B3132 - Genetic and epigenetic variation in the newborn brain in relation to neurodevelopmental outcomes in childhood - 14/06/2018

B number: 
Principal applicant name: 
Santi Rodriguez | Integrative Epidemiology Unit, Bristol Medical School (UK)
Dr Karen Luyt, Dr David Odd, Silvia Pregnolato, Emily Jamieson
Title of project: 
Genetic and epigenetic variation in the newborn brain in relation to neurodevelopmental outcomes in childhood
Proposal summary: 

This study aims at exploring the possible influence of genetic and epigenetic variants in the newborn brain on neurologic and mental traits and outcomes. This project aims to combine research from the Bristol Neonatal Gene Study and from ALSPAC. This will represent an interesting opportunity to study in detail the effect of specific genetic and epigenetic variants both in newborns and in childhood. We specifically aim to study the main candidate pathways involved in perinatal brain injuries (glutamate signalling and inflammation) and long-term motor, cognitive and behavioural outcomes. We have produced interesting preliminary findings within the Bristol Neonatal Gene Study, which support the involvement of candidate genetic variants in the glutamate signalling and inflammation pathways. The ALSPAC cohort provides a unique opportunity to validate and add to these findings in a large sample with genetic, epigenetic and phenotypic data collected longitudinally from birth to childhood. With the availability of maternal data, it also offers the opportunity to expand the analysis to maternal-neonatal gene-gene and gene-environment interactions. We have the appropriate expertise in genetic and epigenetic research required for this project. In addition, we are coupling this approach with in vivo work on animal models of newborn brain injuries, exploring the (dys)regulation of key genes involved in glutamate transport and inflammation during perinatal insults.

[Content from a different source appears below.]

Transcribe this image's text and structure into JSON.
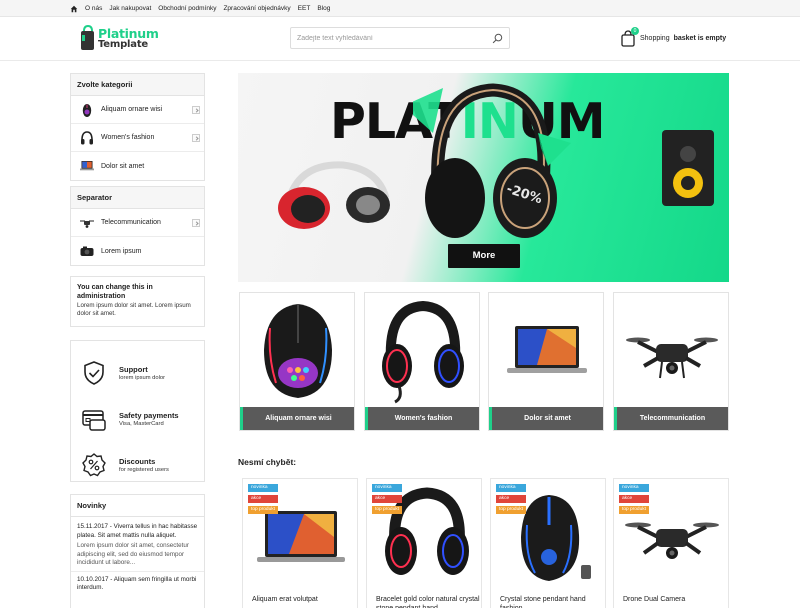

Impact of research: 
Genetic and epigenetic biomarkers may provide invaluable tools to predict the risk of brain injuries at birth and potentially long before the onset of labour. They may also provide a tool to identify babies who are more likely to respond to treatment, both in the short- and long-term. Both glutamate signalling and inflammation are ideal candidates for a pharmacogenomics approach for existing and novel drugs targeting these pathways. The study may also generate hypotheses about manipulating DNA methylation to achieve neuroprotection. We expect that through a better understanding of the molecular mechanisms of injury it will be possible to improve early identification, diagnosis and treatment, ultimately providing a better prognosis for these newborns. This is likely to help mothers, families and clinicians making more informed and personalised decisions when planning pregnancy, childbirth and child follow-up, contributing to the push of neonatal care towards prediction and prevention.
Date proposal received: 
Tuesday, 12 June, 2018
Genetics, Neurodevelopmental outcomes in childhood, Gene mapping, GWAS, Statistical methods, Cognition - cognitive function, Epigenetics, Genetic epidemiology, Genetics, Genome wide association study, Mendelian randomisation, Neurology, Statistical methods